She says that this regulation, the one from student lawyers, differentiates between not passing and not completing the course “due to force majeure” and that in the latter case “the course is considered as not done without any penalty as they preserve the grade from the entrance exam for the following course in which they participate as if it were the first”.
From that article, Espinosa concludes that what needs to be done with the daughter of her husband’s president is not that she repeat the judge’s course penalty-free – which is what this regulation also says – but to roll it back, not to the beginning of the course, rather to the time following the entrance exam, where you opt to be an attorney or judge, so she can make that choice again. An obvious choice, if your aim is to change over.
This bizarre report that signed by Espinosa on 1st December in Barcelona is later transformed on 23rd December into a proposal to the Permanent Commission that applies for this very return to the beginning but using a different text, which ignores the dictionaries and meanings, composed of a crude copy and paste with different formats and bodies and texts. Also, Espinosa appears on the last page, which only contains her signature, but this time date in Madrid.
Very strange, because strange is little.
After the publication of my articles in July and August last year, both CGPJ, the Selection Committee and a chorus of adscribed people came to say that nothing illegal had been done and that, also, no one had been injured by that measure.
So on 24th September, Sofía Marchena unbelievably began her second chance, unnoticed in the lawyer’s school in Madrid.
No harm done.
It is amazing then, that on 25th September, the following day, President of the Selection Committee, Javier Huete, dates three letters sent to Aitana Laín Brihuega, Cristina García Meléndez and Rocío Granado Corcoles. The three are recently graduated attorneys but the three were only attorneys because their first choice to be judges was denied because there were no vacancies.
The spot occupied by Sofía Marchena, which is now free after she left to go to the non-existant 36th attorney vacancy.
If Sofía had been decided to be an attorney, not thanks to her second chance but to her first one, these women could have accomplished their calling.
Thus, Huete now tells her that if they want to be judges they just have to say so and their careers will be changed- which is, we repeat, prohibited – with an special adaptation of the Judicial School’s syllabus.
Do you know what has happened? On the 24th, a contentious procedure is presented to the Supreme Court against that decision and it transpires that it was not true that no harm was done, as we said before. This is what happened.

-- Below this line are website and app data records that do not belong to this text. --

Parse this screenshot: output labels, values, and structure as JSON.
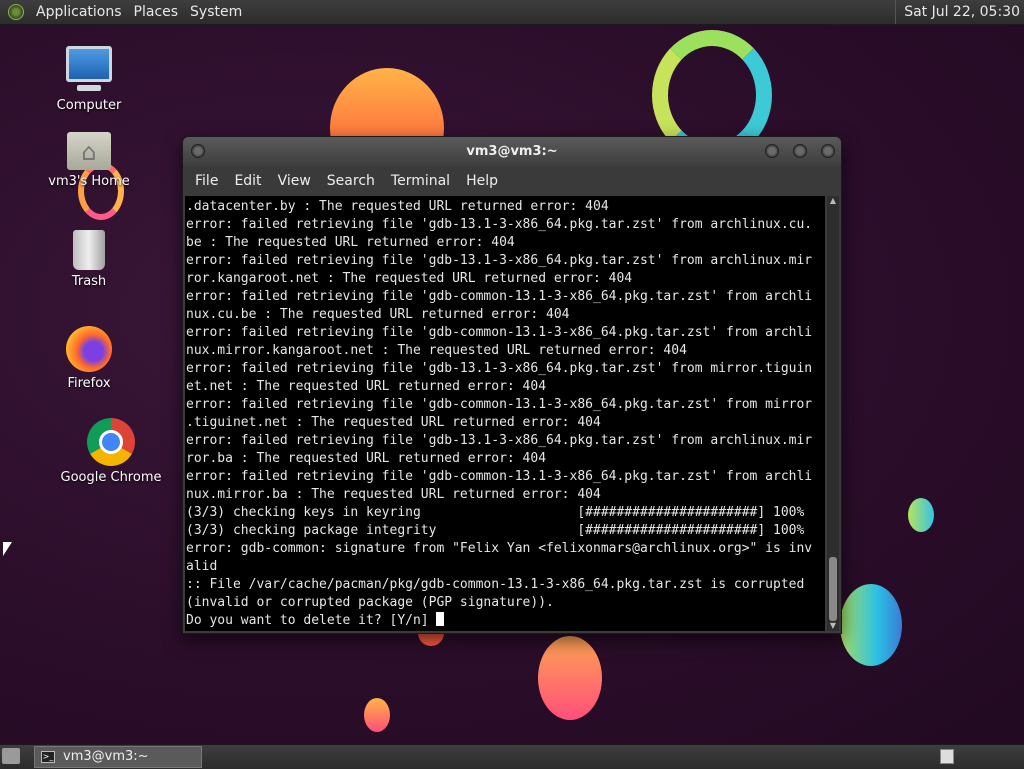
{
  "top_panel": {
    "menus": [
      "Applications",
      "Places",
      "System"
    ],
    "clock": "Sat Jul 22, 05:30"
  },
  "desktop_icons": [
    {
      "label": "Computer",
      "icon": "computer-icon"
    },
    {
      "label": "vm3's Home",
      "icon": "home-folder-icon"
    },
    {
      "label": "Trash",
      "icon": "trash-icon"
    },
    {
      "label": "Firefox",
      "icon": "firefox-icon"
    },
    {
      "label": "Google Chrome",
      "icon": "chrome-icon"
    }
  ],
  "terminal": {
    "title": "vm3@vm3:~",
    "menu": [
      "File",
      "Edit",
      "View",
      "Search",
      "Terminal",
      "Help"
    ],
    "lines": [
      ".datacenter.by : The requested URL returned error: 404",
      "error: failed retrieving file 'gdb-13.1-3-x86_64.pkg.tar.zst' from archlinux.cu.",
      "be : The requested URL returned error: 404",
      "error: failed retrieving file 'gdb-13.1-3-x86_64.pkg.tar.zst' from archlinux.mir",
      "ror.kangaroot.net : The requested URL returned error: 404",
      "error: failed retrieving file 'gdb-common-13.1-3-x86_64.pkg.tar.zst' from archli",
      "nux.cu.be : The requested URL returned error: 404",
      "error: failed retrieving file 'gdb-common-13.1-3-x86_64.pkg.tar.zst' from archli",
      "nux.mirror.kangaroot.net : The requested URL returned error: 404",
      "error: failed retrieving file 'gdb-13.1-3-x86_64.pkg.tar.zst' from mirror.tiguin",
      "et.net : The requested URL returned error: 404",
      "error: failed retrieving file 'gdb-common-13.1-3-x86_64.pkg.tar.zst' from mirror",
      ".tiguinet.net : The requested URL returned error: 404",
      "error: failed retrieving file 'gdb-13.1-3-x86_64.pkg.tar.zst' from archlinux.mir",
      "ror.ba : The requested URL returned error: 404",
      "error: failed retrieving file 'gdb-common-13.1-3-x86_64.pkg.tar.zst' from archli",
      "nux.mirror.ba : The requested URL returned error: 404",
      "(3/3) checking keys in keyring                    [######################] 100%",
      "(3/3) checking package integrity                  [######################] 100%",
      "error: gdb-common: signature from \"Felix Yan <felixonmars@archlinux.org>\" is inv",
      "alid",
      ":: File /var/cache/pacman/pkg/gdb-common-13.1-3-x86_64.pkg.tar.zst is corrupted",
      "(invalid or corrupted package (PGP signature))."
    ],
    "prompt": "Do you want to delete it? [Y/n] "
  },
  "taskbar": {
    "task_label": "vm3@vm3:~"
  }
}
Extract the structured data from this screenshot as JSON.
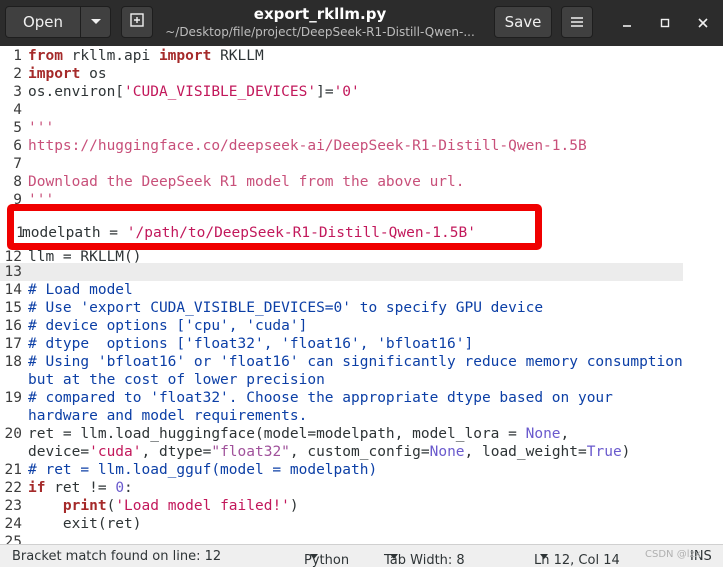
{
  "header": {
    "open_label": "Open",
    "title": "export_rkllm.py",
    "subtitle": "~/Desktop/file/project/DeepSeek-R1-Distill-Qwen-...",
    "save_label": "Save"
  },
  "editor": {
    "lines": [
      {
        "num": "1"
      },
      {
        "num": "2"
      },
      {
        "num": "3"
      },
      {
        "num": "4"
      },
      {
        "num": "5"
      },
      {
        "num": "6"
      },
      {
        "num": "7"
      },
      {
        "num": "8"
      },
      {
        "num": "9"
      },
      {
        "num": "1"
      },
      {
        "num": "12"
      },
      {
        "num": "13"
      },
      {
        "num": "14"
      },
      {
        "num": "15"
      },
      {
        "num": "16"
      },
      {
        "num": "17"
      },
      {
        "num": "18"
      },
      {
        "num": ""
      },
      {
        "num": "19"
      },
      {
        "num": ""
      },
      {
        "num": "20"
      },
      {
        "num": ""
      },
      {
        "num": "21"
      },
      {
        "num": "22"
      },
      {
        "num": "23"
      },
      {
        "num": "24"
      },
      {
        "num": "25"
      }
    ],
    "t": {
      "l1_a": "from",
      "l1_b": " rkllm.api ",
      "l1_c": "import",
      "l1_d": " RKLLM",
      "l2_a": "import",
      "l2_b": " os",
      "l3_a": "os.environ[",
      "l3_b": "'CUDA_VISIBLE_DEVICES'",
      "l3_c": "]=",
      "l3_d": "'0'",
      "l4": "'''",
      "l6": "https://huggingface.co/deepseek-ai/DeepSeek-R1-Distill-Qwen-1.5B",
      "l8": "Download the DeepSeek R1 model from the above url.",
      "l9": "'''",
      "l11_a": "modelpath = ",
      "l11_b": "'/path/to/DeepSeek-R1-Distill-Qwen-1.5B'",
      "l12": "llm = RKLLM()",
      "l14": "# Load model",
      "l15": "# Use 'export CUDA_VISIBLE_DEVICES=0' to specify GPU device",
      "l16": "# device options ['cpu', 'cuda']",
      "l17": "# dtype  options ['float32', 'float16', 'bfloat16']",
      "l18a": "# Using 'bfloat16' or 'float16' can significantly reduce memory consumption",
      "l18b": "but at the cost of lower precision",
      "l19a": "# compared to 'float32'. Choose the appropriate dtype based on your",
      "l19b": "hardware and model requirements.",
      "l20a_1": "ret = llm.load_huggingface(model=modelpath, model_lora = ",
      "l20a_2": "None",
      "l20a_3": ",",
      "l20b_1": "device=",
      "l20b_2": "'cuda'",
      "l20b_3": ", dtype=",
      "l20b_4": "\"float32\"",
      "l20b_5": ", custom_config=",
      "l20b_6": "None",
      "l20b_7": ", load_weight=",
      "l20b_8": "True",
      "l20b_9": ")",
      "l21": "# ret = llm.load_gguf(model = modelpath)",
      "l22_a": "if",
      "l22_b": " ret != ",
      "l22_c": "0",
      "l22_d": ":",
      "l23_a": "    ",
      "l23_b": "print",
      "l23_c": "(",
      "l23_d": "'Load model failed!'",
      "l23_e": ")",
      "l24": "    exit(ret)"
    }
  },
  "status": {
    "message": "Bracket match found on line: 12",
    "language": "Python",
    "tab_width": "Tab Width: 8",
    "position": "Ln 12, Col 14",
    "mode": "INS",
    "watermark": "CSDN @lzx"
  }
}
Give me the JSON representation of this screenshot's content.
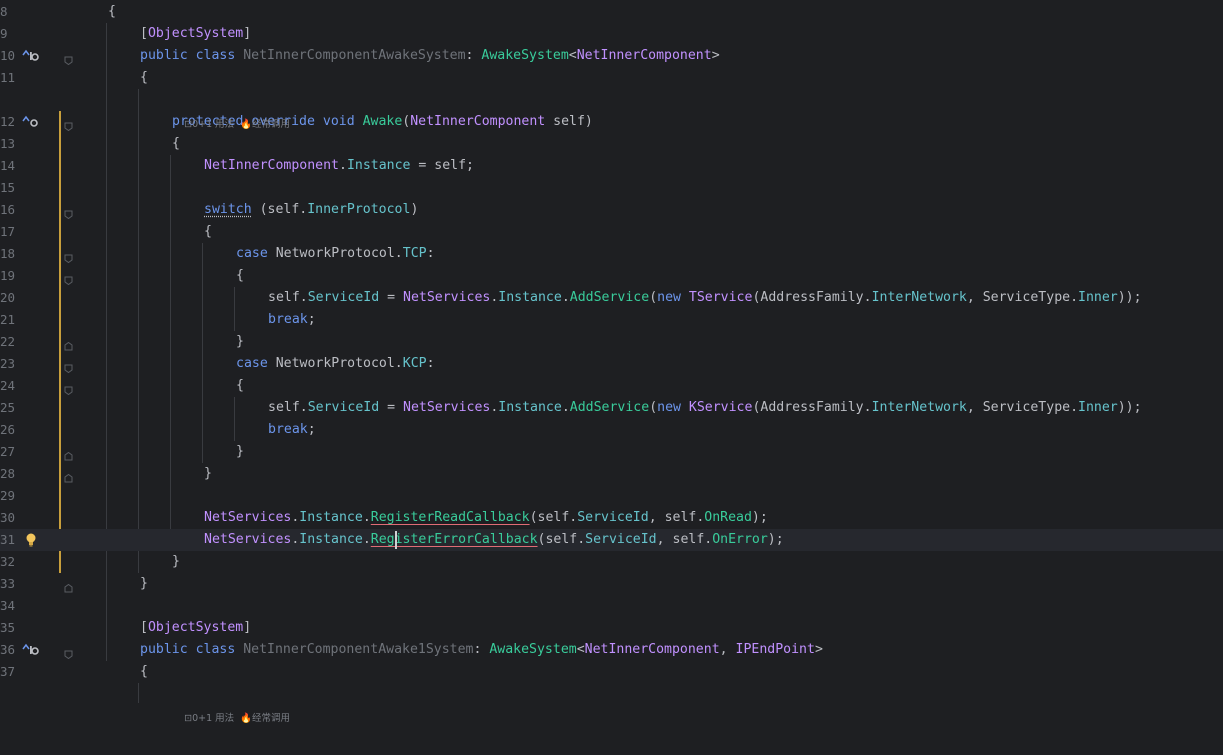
{
  "editor": {
    "colors": {
      "background": "#1e1f22",
      "keyword": "#6c95eb",
      "type": "#c191ff",
      "method": "#39cc9b",
      "field": "#66c3cc",
      "line_number": "#6f737a",
      "vcs_modified": "#c89f3c"
    },
    "hints": [
      {
        "line": 12,
        "usages": "0+1 用法",
        "frequent": "经常调用"
      },
      {
        "line": 38,
        "usages": "0+1 用法",
        "frequent": "经常调用"
      }
    ],
    "lines": [
      {
        "n": "8",
        "indent": 0,
        "fold": false,
        "gutter_icon": "",
        "tokens": [
          {
            "t": "{",
            "c": "pun"
          }
        ]
      },
      {
        "n": "9",
        "indent": 1,
        "fold": false,
        "gutter_icon": "",
        "tokens": [
          {
            "t": "[",
            "c": "pun"
          },
          {
            "t": "ObjectSystem",
            "c": "attr"
          },
          {
            "t": "]",
            "c": "pun"
          }
        ]
      },
      {
        "n": "10",
        "indent": 1,
        "fold": true,
        "gutter_icon": "implemented-icon",
        "tokens": [
          {
            "t": "public ",
            "c": "kw"
          },
          {
            "t": "class ",
            "c": "kw"
          },
          {
            "t": "NetInnerComponentAwakeSystem",
            "c": "tyd"
          },
          {
            "t": ": ",
            "c": "pun"
          },
          {
            "t": "AwakeSystem",
            "c": "mt"
          },
          {
            "t": "<",
            "c": "pun"
          },
          {
            "t": "NetInnerComponent",
            "c": "ty"
          },
          {
            "t": ">",
            "c": "pun"
          }
        ]
      },
      {
        "n": "11",
        "indent": 1,
        "fold": false,
        "gutter_icon": "",
        "tokens": [
          {
            "t": "{",
            "c": "pun"
          }
        ]
      },
      {
        "n": "12",
        "indent": 2,
        "fold": true,
        "gutter_icon": "override-icon",
        "tokens": [
          {
            "t": "protected ",
            "c": "kw"
          },
          {
            "t": "override ",
            "c": "kw"
          },
          {
            "t": "void ",
            "c": "kw"
          },
          {
            "t": "Awake",
            "c": "mt"
          },
          {
            "t": "(",
            "c": "pun"
          },
          {
            "t": "NetInnerComponent",
            "c": "ty"
          },
          {
            "t": " self)",
            "c": "tx"
          }
        ]
      },
      {
        "n": "13",
        "indent": 2,
        "fold": false,
        "gutter_icon": "",
        "tokens": [
          {
            "t": "{",
            "c": "pun"
          }
        ]
      },
      {
        "n": "14",
        "indent": 3,
        "fold": false,
        "gutter_icon": "",
        "tokens": [
          {
            "t": "NetInnerComponent",
            "c": "ty"
          },
          {
            "t": ".",
            "c": "pun"
          },
          {
            "t": "Instance",
            "c": "fd"
          },
          {
            "t": " = self;",
            "c": "tx"
          }
        ]
      },
      {
        "n": "15",
        "indent": 0,
        "fold": false,
        "gutter_icon": "",
        "tokens": []
      },
      {
        "n": "16",
        "indent": 3,
        "fold": true,
        "gutter_icon": "",
        "tokens": [
          {
            "t": "switch",
            "c": "kw ul-dot"
          },
          {
            "t": " (self.",
            "c": "tx"
          },
          {
            "t": "InnerProtocol",
            "c": "fd"
          },
          {
            "t": ")",
            "c": "pun"
          }
        ]
      },
      {
        "n": "17",
        "indent": 3,
        "fold": false,
        "gutter_icon": "",
        "tokens": [
          {
            "t": "{",
            "c": "pun"
          }
        ]
      },
      {
        "n": "18",
        "indent": 4,
        "fold": true,
        "gutter_icon": "",
        "tokens": [
          {
            "t": "case ",
            "c": "kw"
          },
          {
            "t": "NetworkProtocol",
            "c": "tx"
          },
          {
            "t": ".",
            "c": "pun"
          },
          {
            "t": "TCP",
            "c": "fd"
          },
          {
            "t": ":",
            "c": "pun"
          }
        ]
      },
      {
        "n": "19",
        "indent": 4,
        "fold": true,
        "gutter_icon": "",
        "tokens": [
          {
            "t": "{",
            "c": "pun"
          }
        ]
      },
      {
        "n": "20",
        "indent": 5,
        "fold": false,
        "gutter_icon": "",
        "tokens": [
          {
            "t": "self.",
            "c": "tx"
          },
          {
            "t": "ServiceId",
            "c": "fd"
          },
          {
            "t": " = ",
            "c": "tx"
          },
          {
            "t": "NetServices",
            "c": "ty"
          },
          {
            "t": ".",
            "c": "pun"
          },
          {
            "t": "Instance",
            "c": "fd"
          },
          {
            "t": ".",
            "c": "pun"
          },
          {
            "t": "AddService",
            "c": "mt"
          },
          {
            "t": "(",
            "c": "pun"
          },
          {
            "t": "new ",
            "c": "kw"
          },
          {
            "t": "TService",
            "c": "ty"
          },
          {
            "t": "(",
            "c": "pun"
          },
          {
            "t": "AddressFamily",
            "c": "tx"
          },
          {
            "t": ".",
            "c": "pun"
          },
          {
            "t": "InterNetwork",
            "c": "fd"
          },
          {
            "t": ", ",
            "c": "pun"
          },
          {
            "t": "ServiceType",
            "c": "tx"
          },
          {
            "t": ".",
            "c": "pun"
          },
          {
            "t": "Inner",
            "c": "fd"
          },
          {
            "t": "));",
            "c": "pun"
          }
        ]
      },
      {
        "n": "21",
        "indent": 5,
        "fold": false,
        "gutter_icon": "",
        "tokens": [
          {
            "t": "break",
            "c": "kw"
          },
          {
            "t": ";",
            "c": "pun"
          }
        ]
      },
      {
        "n": "22",
        "indent": 4,
        "fold": true,
        "gutter_icon": "",
        "tokens": [
          {
            "t": "}",
            "c": "pun"
          }
        ]
      },
      {
        "n": "23",
        "indent": 4,
        "fold": true,
        "gutter_icon": "",
        "tokens": [
          {
            "t": "case ",
            "c": "kw"
          },
          {
            "t": "NetworkProtocol",
            "c": "tx"
          },
          {
            "t": ".",
            "c": "pun"
          },
          {
            "t": "KCP",
            "c": "fd"
          },
          {
            "t": ":",
            "c": "pun"
          }
        ]
      },
      {
        "n": "24",
        "indent": 4,
        "fold": true,
        "gutter_icon": "",
        "tokens": [
          {
            "t": "{",
            "c": "pun"
          }
        ]
      },
      {
        "n": "25",
        "indent": 5,
        "fold": false,
        "gutter_icon": "",
        "tokens": [
          {
            "t": "self.",
            "c": "tx"
          },
          {
            "t": "ServiceId",
            "c": "fd"
          },
          {
            "t": " = ",
            "c": "tx"
          },
          {
            "t": "NetServices",
            "c": "ty"
          },
          {
            "t": ".",
            "c": "pun"
          },
          {
            "t": "Instance",
            "c": "fd"
          },
          {
            "t": ".",
            "c": "pun"
          },
          {
            "t": "AddService",
            "c": "mt"
          },
          {
            "t": "(",
            "c": "pun"
          },
          {
            "t": "new ",
            "c": "kw"
          },
          {
            "t": "KService",
            "c": "ty"
          },
          {
            "t": "(",
            "c": "pun"
          },
          {
            "t": "AddressFamily",
            "c": "tx"
          },
          {
            "t": ".",
            "c": "pun"
          },
          {
            "t": "InterNetwork",
            "c": "fd"
          },
          {
            "t": ", ",
            "c": "pun"
          },
          {
            "t": "ServiceType",
            "c": "tx"
          },
          {
            "t": ".",
            "c": "pun"
          },
          {
            "t": "Inner",
            "c": "fd"
          },
          {
            "t": "));",
            "c": "pun"
          }
        ]
      },
      {
        "n": "26",
        "indent": 5,
        "fold": false,
        "gutter_icon": "",
        "tokens": [
          {
            "t": "break",
            "c": "kw"
          },
          {
            "t": ";",
            "c": "pun"
          }
        ]
      },
      {
        "n": "27",
        "indent": 4,
        "fold": true,
        "gutter_icon": "",
        "tokens": [
          {
            "t": "}",
            "c": "pun"
          }
        ]
      },
      {
        "n": "28",
        "indent": 3,
        "fold": true,
        "gutter_icon": "",
        "tokens": [
          {
            "t": "}",
            "c": "pun"
          }
        ]
      },
      {
        "n": "29",
        "indent": 0,
        "fold": false,
        "gutter_icon": "",
        "tokens": []
      },
      {
        "n": "30",
        "indent": 3,
        "fold": false,
        "gutter_icon": "",
        "tokens": [
          {
            "t": "NetServices",
            "c": "ty"
          },
          {
            "t": ".",
            "c": "pun"
          },
          {
            "t": "Instance",
            "c": "fd"
          },
          {
            "t": ".",
            "c": "pun"
          },
          {
            "t": "RegisterReadCallback",
            "c": "mt ul-warn"
          },
          {
            "t": "(self.",
            "c": "tx"
          },
          {
            "t": "ServiceId",
            "c": "fd"
          },
          {
            "t": ", self.",
            "c": "tx"
          },
          {
            "t": "OnRead",
            "c": "mt"
          },
          {
            "t": ");",
            "c": "pun"
          }
        ]
      },
      {
        "n": "31",
        "indent": 3,
        "fold": false,
        "gutter_icon": "bulb-icon",
        "current": true,
        "tokens": [
          {
            "t": "NetServices",
            "c": "ty"
          },
          {
            "t": ".",
            "c": "pun"
          },
          {
            "t": "Instance",
            "c": "fd"
          },
          {
            "t": ".",
            "c": "pun"
          },
          {
            "t": "RegisterErrorCallback",
            "c": "mt ul-warn"
          },
          {
            "t": "(self.",
            "c": "tx"
          },
          {
            "t": "ServiceId",
            "c": "fd"
          },
          {
            "t": ", self.",
            "c": "tx"
          },
          {
            "t": "OnError",
            "c": "mt"
          },
          {
            "t": ");",
            "c": "pun"
          }
        ]
      },
      {
        "n": "32",
        "indent": 2,
        "fold": false,
        "gutter_icon": "",
        "tokens": [
          {
            "t": "}",
            "c": "pun"
          }
        ]
      },
      {
        "n": "33",
        "indent": 1,
        "fold": true,
        "gutter_icon": "",
        "tokens": [
          {
            "t": "}",
            "c": "pun"
          }
        ]
      },
      {
        "n": "34",
        "indent": 0,
        "fold": false,
        "gutter_icon": "",
        "tokens": []
      },
      {
        "n": "35",
        "indent": 1,
        "fold": false,
        "gutter_icon": "",
        "tokens": [
          {
            "t": "[",
            "c": "pun"
          },
          {
            "t": "ObjectSystem",
            "c": "attr"
          },
          {
            "t": "]",
            "c": "pun"
          }
        ]
      },
      {
        "n": "36",
        "indent": 1,
        "fold": true,
        "gutter_icon": "implemented-icon",
        "tokens": [
          {
            "t": "public ",
            "c": "kw"
          },
          {
            "t": "class ",
            "c": "kw"
          },
          {
            "t": "NetInnerComponentAwake1System",
            "c": "tyd"
          },
          {
            "t": ": ",
            "c": "pun"
          },
          {
            "t": "AwakeSystem",
            "c": "mt"
          },
          {
            "t": "<",
            "c": "pun"
          },
          {
            "t": "NetInnerComponent",
            "c": "ty"
          },
          {
            "t": ", ",
            "c": "pun"
          },
          {
            "t": "IPEndPoint",
            "c": "ty"
          },
          {
            "t": ">",
            "c": "pun"
          }
        ]
      },
      {
        "n": "37",
        "indent": 1,
        "fold": false,
        "gutter_icon": "",
        "tokens": [
          {
            "t": "{",
            "c": "pun"
          }
        ]
      }
    ]
  }
}
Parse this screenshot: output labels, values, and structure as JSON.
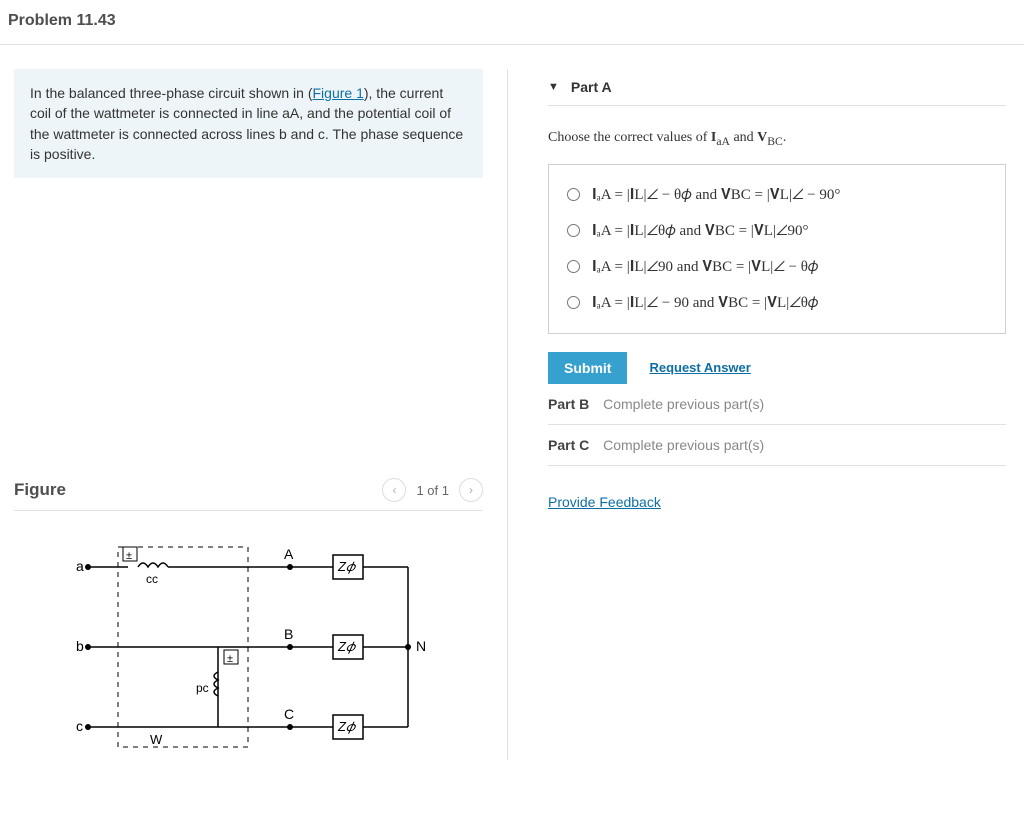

It is documented through mailing receipt letters were sent to all three on 25th September. Those receipts prove that the maili was posted on 11th October (17 days after it was signed) at 11:30, 11:32 and 11:33. Only an response is recorded, saying that she rejects the proposal. This answer is from Rocí Granados and is dated from 1st October, ten days before the message with the request was received.
The text is brief and not even signed. Don’t tell me this is from the X-Files.
There will still be someone that says this process entire was perfectly legal and transparent and that noone did Marchana’s daughter a favour.
I do not doubt that the Third Chamber of the Supreme Court will also see what I have seen. I will keep revealing the truth, because there are people that don’t want me to do it, and as you already know, that’s journalism.Original Source (eldiario.es)